Whenever you purchase goods from a manufacturer or supplier, you are presented with two options: CIF (Cost, Insurance, and Freight) or FOB (Free on Board).
Both CIF and FOB are contracts specifying whether the buyer or the seller is responsible for the purchased goods during transit.
Here’s a brief explanation of each contract.
With CIF, the seller is responsible for 1) transporting the goods to the nearest port, 2) loading the goods onto the vessel, and 3) paying for insurance and freight. Depending on the CIF contract, the sale is considered complete either once the goods arrive at the port of destination or once the goods become in the buyer’s possession.

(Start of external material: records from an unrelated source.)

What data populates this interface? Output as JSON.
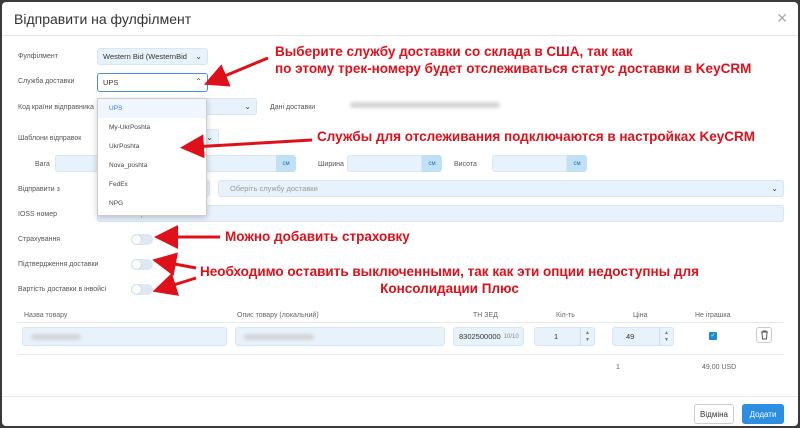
{
  "modal": {
    "title": "Відправити на фулфілмент"
  },
  "form": {
    "fulfillment_label": "Фулфілмент",
    "fulfillment_value": "Western Bid (WesternBid",
    "delivery_service_label": "Служба доставки",
    "delivery_service_value": "UPS",
    "sender_country_label": "Код країни відправника",
    "delivery_data_label": "Дані доставки",
    "templates_label": "Шаблони відправок",
    "weight_label": "Вага",
    "width_label": "Ширина",
    "height_label": "Висота",
    "unit": "см",
    "send_from_label": "Відправити з",
    "send_from_placeholder": "Оберіть службу доставки",
    "ioss_label": "IOSS номер",
    "ioss_placeholder": "IOSS номер",
    "insurance_label": "Страхування",
    "confirmation_label": "Підтвердження доставки",
    "invoice_cost_label": "Вартість доставки в інвойсі"
  },
  "dropdown": {
    "options": [
      "UPS",
      "My-UkrPoshta",
      "UkrPoshta",
      "Nova_poshta",
      "FedEx",
      "NPG"
    ]
  },
  "table": {
    "headers": {
      "name": "Назва товару",
      "description": "Опис товару (локальний)",
      "hs_code": "ТН ЗЕД",
      "qty": "Кіл-ть",
      "price": "Ціна",
      "not_toy": "Не іграшка"
    },
    "row": {
      "hs_code": "8302500000",
      "hs_counter": "10/10",
      "qty": "1",
      "price": "49"
    },
    "totals": {
      "qty": "1",
      "sum": "49,00 USD"
    }
  },
  "footer": {
    "cancel_label": "Відміна",
    "add_label": "Додати"
  },
  "annotations": {
    "a1_line1": "Выберите службу доставки со склада в США, так как",
    "a1_line2": "по этому трек-номеру будет отслеживаться статус доставки в KeyCRM",
    "a2": "Службы для отслеживания подключаются в настройках KeyCRM",
    "a3": "Можно добавить страховку",
    "a4_line1": "Необходимо оставить выключенными, так как эти опции недоступны для",
    "a4_line2": "Консолидации Плюс"
  },
  "colors": {
    "annotation": "#e0101a",
    "primary": "#2b8ee3",
    "field_bg": "#e8f2fb"
  },
  "icons": {
    "close": "close-icon",
    "chevron": "chevron-down-icon",
    "trash": "trash-icon",
    "check": "check-icon"
  }
}
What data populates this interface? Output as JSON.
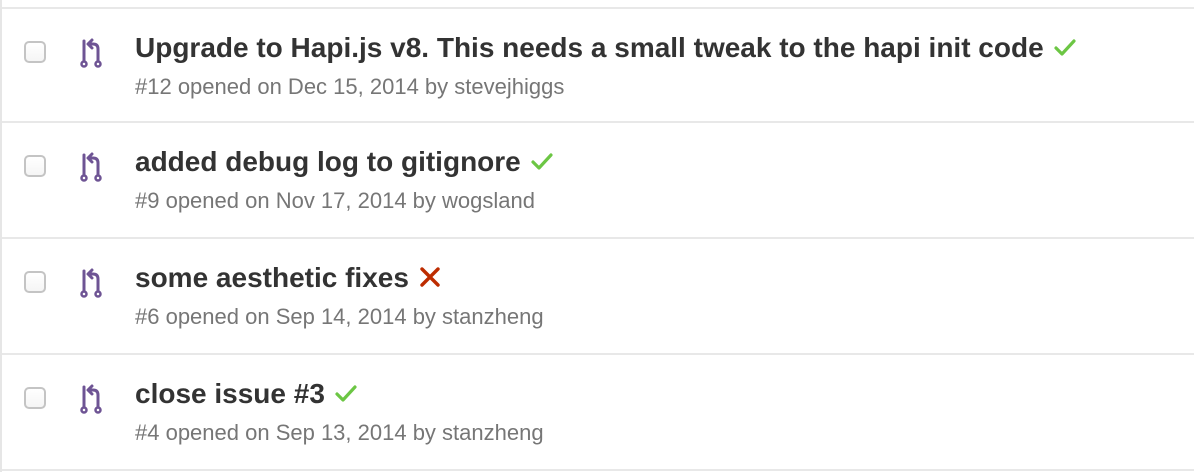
{
  "pull_requests": [
    {
      "title": "Upgrade to Hapi.js v8. This needs a small tweak to the hapi init code",
      "meta": "#12 opened on Dec 15, 2014 by stevejhiggs",
      "status": "success",
      "status_icon": "check-icon",
      "status_color": "#6cc644"
    },
    {
      "title": "added debug log to gitignore",
      "meta": "#9 opened on Nov 17, 2014 by wogsland",
      "status": "success",
      "status_icon": "check-icon",
      "status_color": "#6cc644"
    },
    {
      "title": "some aesthetic fixes",
      "meta": "#6 opened on Sep 14, 2014 by stanzheng",
      "status": "failure",
      "status_icon": "x-icon",
      "status_color": "#bd2c00"
    },
    {
      "title": "close issue #3",
      "meta": "#4 opened on Sep 13, 2014 by stanzheng",
      "status": "success",
      "status_icon": "check-icon",
      "status_color": "#6cc644"
    }
  ],
  "colors": {
    "pr_icon": "#6e5494",
    "title": "#333333",
    "meta": "#767676",
    "success": "#6cc644",
    "failure": "#bd2c00"
  }
}
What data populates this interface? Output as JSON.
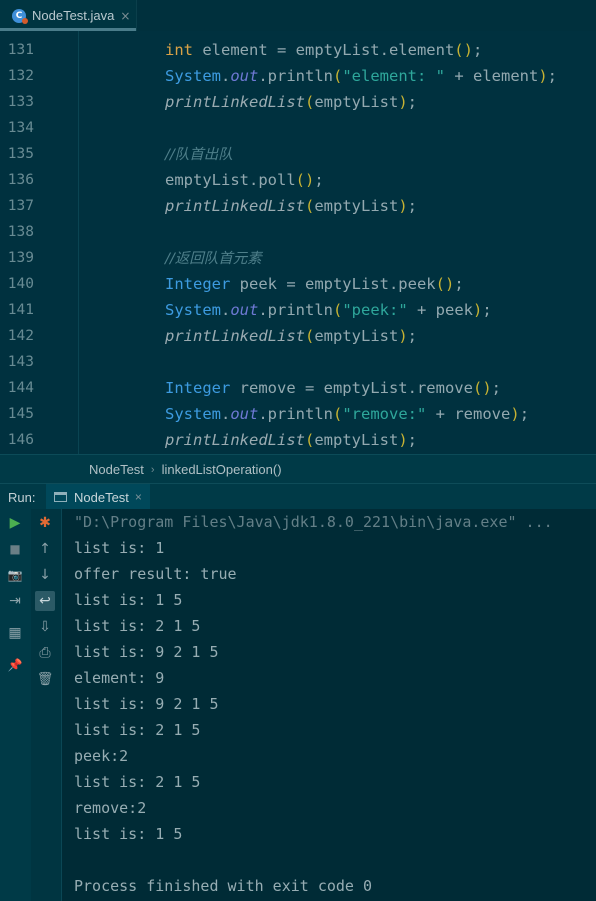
{
  "editor_tab": {
    "filename": "NodeTest.java",
    "close_glyph": "×",
    "icon_letter": "C"
  },
  "line_numbers": [
    "131",
    "132",
    "133",
    "134",
    "135",
    "136",
    "137",
    "138",
    "139",
    "140",
    "141",
    "142",
    "143",
    "144",
    "145",
    "146"
  ],
  "code": {
    "l131": {
      "kw": "int",
      "plain": " element = emptyList.element",
      "p_open": "(",
      "p_close": ")",
      "end": ";"
    },
    "l132": {
      "type": "System",
      "dot1": ".",
      "field": "out",
      "plain": ".println",
      "p_open": "(",
      "str": "\"element: \"",
      "plain2": " + element",
      "p_close": ")",
      "end": ";"
    },
    "l133": {
      "method": "printLinkedList",
      "p_open": "(",
      "arg": "emptyList",
      "p_close": ")",
      "end": ";"
    },
    "l135": {
      "comment": "//队首出队"
    },
    "l136": {
      "plain": "emptyList.poll",
      "p_open": "(",
      "p_close": ")",
      "end": ";"
    },
    "l137": {
      "method": "printLinkedList",
      "p_open": "(",
      "arg": "emptyList",
      "p_close": ")",
      "end": ";"
    },
    "l139": {
      "comment": "//返回队首元素"
    },
    "l140": {
      "type": "Integer",
      "plain": " peek = emptyList.peek",
      "p_open": "(",
      "p_close": ")",
      "end": ";"
    },
    "l141": {
      "type": "System",
      "dot1": ".",
      "field": "out",
      "plain": ".println",
      "p_open": "(",
      "str": "\"peek:\"",
      "plain2": " + peek",
      "p_close": ")",
      "end": ";"
    },
    "l142": {
      "method": "printLinkedList",
      "p_open": "(",
      "arg": "emptyList",
      "p_close": ")",
      "end": ";"
    },
    "l144": {
      "type": "Integer",
      "plain": " remove = emptyList.remove",
      "p_open": "(",
      "p_close": ")",
      "end": ";"
    },
    "l145": {
      "type": "System",
      "dot1": ".",
      "field": "out",
      "plain": ".println",
      "p_open": "(",
      "str": "\"remove:\"",
      "plain2": " + remove",
      "p_close": ")",
      "end": ";"
    },
    "l146": {
      "method": "printLinkedList",
      "p_open": "(",
      "arg": "emptyList",
      "p_close": ")",
      "end": ";"
    }
  },
  "breadcrumb": {
    "class_name": "NodeTest",
    "separator": "›",
    "method_name": "linkedListOperation()"
  },
  "run": {
    "label": "Run:",
    "tab_name": "NodeTest",
    "close_glyph": "×"
  },
  "console_lines": [
    "\"D:\\Program Files\\Java\\jdk1.8.0_221\\bin\\java.exe\" ...",
    "list is: 1",
    "offer result: true",
    "list is: 1 5",
    "list is: 2 1 5",
    "list is: 9 2 1 5",
    "element: 9",
    "list is: 9 2 1 5",
    "list is: 2 1 5",
    "peek:2",
    "list is: 2 1 5",
    "remove:2",
    "list is: 1 5",
    "",
    "Process finished with exit code 0"
  ],
  "icons": {
    "rerun": "▶",
    "stop": "■",
    "camera": "📷",
    "exit": "⇥",
    "layout": "▦",
    "pin": "📌",
    "debug": "✱",
    "up": "↑",
    "down": "↓",
    "wrap": "↩",
    "scroll_end": "⇩",
    "print": "⎙",
    "trash": "🗑"
  }
}
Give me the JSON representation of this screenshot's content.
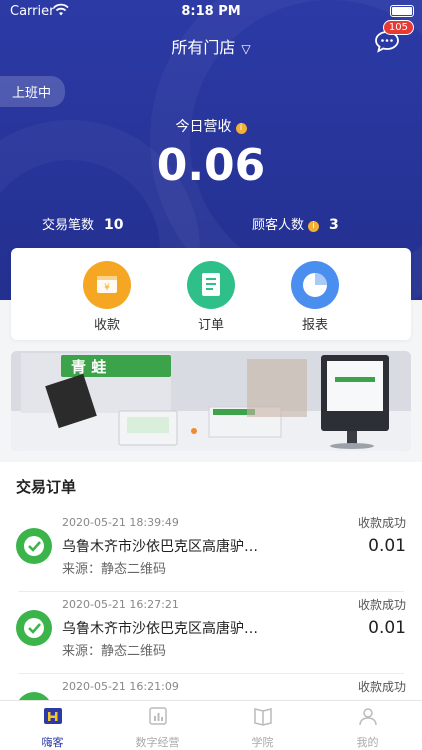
{
  "status_bar": {
    "carrier": "Carrier",
    "time": "8:18 PM"
  },
  "header": {
    "store_select": "所有门店",
    "message_badge": "105"
  },
  "duty_status": "上班中",
  "revenue": {
    "label": "今日营收",
    "value": "0.06"
  },
  "stats": [
    {
      "label": "交易笔数",
      "value": "10"
    },
    {
      "label": "顾客人数",
      "value": "3"
    }
  ],
  "quick_actions": [
    {
      "label": "收款",
      "icon": "wallet-icon",
      "color": "#f5a623"
    },
    {
      "label": "订单",
      "icon": "order-list-icon",
      "color": "#2fc08a"
    },
    {
      "label": "报表",
      "icon": "pie-chart-icon",
      "color": "#4a8ff0"
    }
  ],
  "banner": {
    "brand_text": "青 蛙"
  },
  "orders_section": {
    "title": "交易订单",
    "items": [
      {
        "time": "2020-05-21 18:39:49",
        "address": "乌鲁木齐市沙依巴克区高唐驴…",
        "source": "来源：静态二维码",
        "status": "收款成功",
        "amount": "0.01"
      },
      {
        "time": "2020-05-21 16:27:21",
        "address": "乌鲁木齐市沙依巴克区高唐驴…",
        "source": "来源：静态二维码",
        "status": "收款成功",
        "amount": "0.01"
      },
      {
        "time": "2020-05-21 16:21:09",
        "address": "",
        "source": "",
        "status": "收款成功",
        "amount": ""
      }
    ]
  },
  "tabbar": [
    {
      "label": "嗨客",
      "icon": "home-icon",
      "active": true
    },
    {
      "label": "数字经营",
      "icon": "bar-chart-icon",
      "active": false
    },
    {
      "label": "学院",
      "icon": "book-icon",
      "active": false
    },
    {
      "label": "我的",
      "icon": "user-icon",
      "active": false
    }
  ],
  "colors": {
    "brand": "#2c3aa6",
    "badge": "#e63a35",
    "wechat": "#3bb54a"
  }
}
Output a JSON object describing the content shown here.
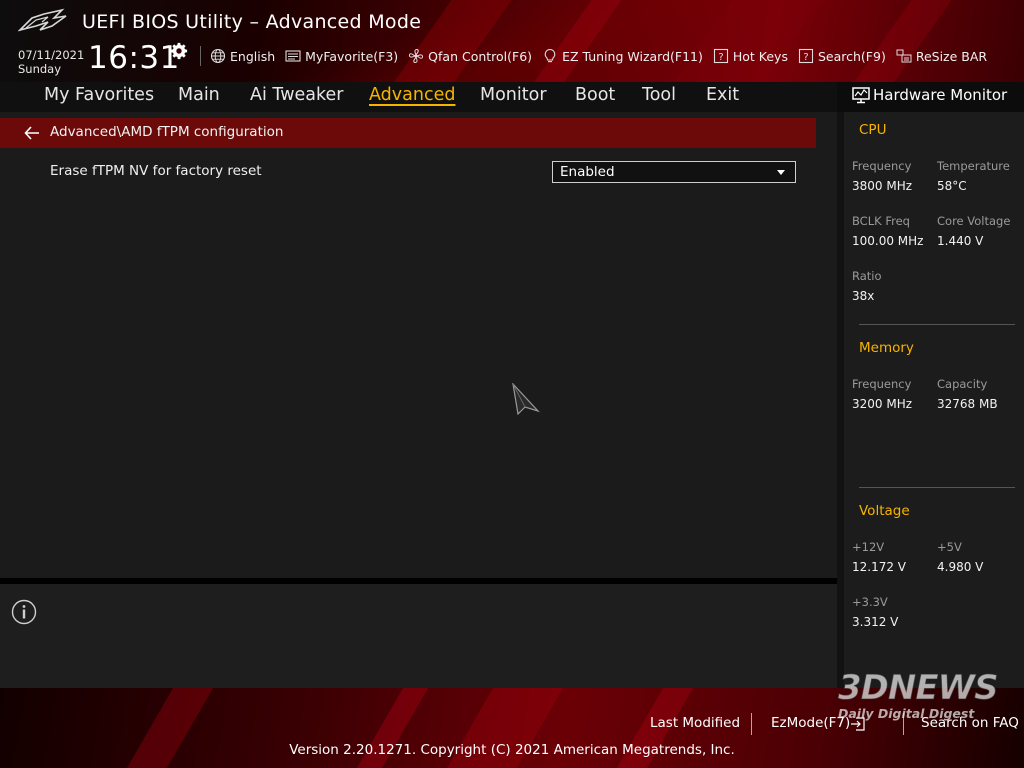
{
  "header": {
    "title": "UEFI BIOS Utility – Advanced Mode",
    "date": "07/11/2021",
    "day": "Sunday",
    "time": "16:31",
    "toolbar": {
      "language": "English",
      "favorite": "MyFavorite(F3)",
      "qfan": "Qfan Control(F6)",
      "ez_tuning": "EZ Tuning Wizard(F11)",
      "hot_keys": "Hot Keys",
      "search": "Search(F9)",
      "resize_bar": "ReSize BAR"
    }
  },
  "nav": {
    "tabs": [
      {
        "label": "My Favorites"
      },
      {
        "label": "Main"
      },
      {
        "label": "Ai Tweaker"
      },
      {
        "label": "Advanced"
      },
      {
        "label": "Monitor"
      },
      {
        "label": "Boot"
      },
      {
        "label": "Tool"
      },
      {
        "label": "Exit"
      }
    ],
    "active": "Advanced"
  },
  "main": {
    "breadcrumb": "Advanced\\AMD fTPM configuration",
    "settings": [
      {
        "label": "Erase fTPM NV for factory reset",
        "value": "Enabled"
      }
    ]
  },
  "hardware_monitor": {
    "title": "Hardware Monitor",
    "cpu": {
      "title": "CPU",
      "frequency_label": "Frequency",
      "frequency": "3800 MHz",
      "temperature_label": "Temperature",
      "temperature": "58°C",
      "bclk_label": "BCLK Freq",
      "bclk": "100.00 MHz",
      "core_voltage_label": "Core Voltage",
      "core_voltage": "1.440 V",
      "ratio_label": "Ratio",
      "ratio": "38x"
    },
    "memory": {
      "title": "Memory",
      "frequency_label": "Frequency",
      "frequency": "3200 MHz",
      "capacity_label": "Capacity",
      "capacity": "32768 MB"
    },
    "voltage": {
      "title": "Voltage",
      "v12_label": "+12V",
      "v12": "12.172 V",
      "v5_label": "+5V",
      "v5": "4.980 V",
      "v33_label": "+3.3V",
      "v33": "3.312 V"
    }
  },
  "footer": {
    "last_modified": "Last Modified",
    "ez_mode": "EzMode(F7)",
    "search_faq": "Search on FAQ",
    "copyright": "Version 2.20.1271. Copyright (C) 2021 American Megatrends, Inc."
  },
  "watermark": {
    "main": "3DNEWS",
    "sub": "Daily Digital Digest"
  },
  "colors": {
    "accent": "#f6b300",
    "breadcrumb_bar": "#6c0a0a",
    "header_red": "#7a0008"
  }
}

With FOB, the buyer assumes responsibility for all the insurance and freight costs after the seller drops the goods off at the nearest port. In other words, the sale is considered complete once the goods arrive at the port.
So, how do you choose between CIF and FOB?
For the buyer, CIF is more expensive, but (generally) more convenient.
CIF comes at a higher price tag since the seller is able to use the freight forwarder of his or her choice and charge the buyer more. With some CIF contracts, the buyer is also required to pay additional fees, including docking and customs clearance fees.
For some buyers, the higher price tag of CIF is completely justified since the logistics are handled entirely by the seller. One inconvenience to note, however, is that any communication between the buyer and the freight forwarder (if need be) is typically done through the seller.
For the buyer, FOB is cheaper, but less convenient.
FOB is cheaper since using an independent freight forwarder means not having to pay the extra margin the seller adds to the freight cost with CIF. However, choosing the “right” freight forwarder and coordinating the logistics operations can be a time-consuming task for those who lack the experience.
For most buyers, the cost savings are well worth the hassle though, especially since it is a hassle that is only encountered once – once the “right” freight forwarder is found, the same one can be used for all future shipments.
Choosing between CIF and FOB comes down to the goods you are purchasing.
For most goods, FOB is the cheaper and more reliable option despite it taking more time and effort from the buyer. If you are dealing with goods that require specific documentation for customs clearance, however, it may be better to go with CIF and let your manufacturer or supplier take the lead.
If you have the time though, it is always best to ask a third-party logistics provider (3PL) for a quote so you can compare prices before you make a decision.
Interested in learning how much you can save with FOB?
Get started by emailing email@example.com for a freight quote.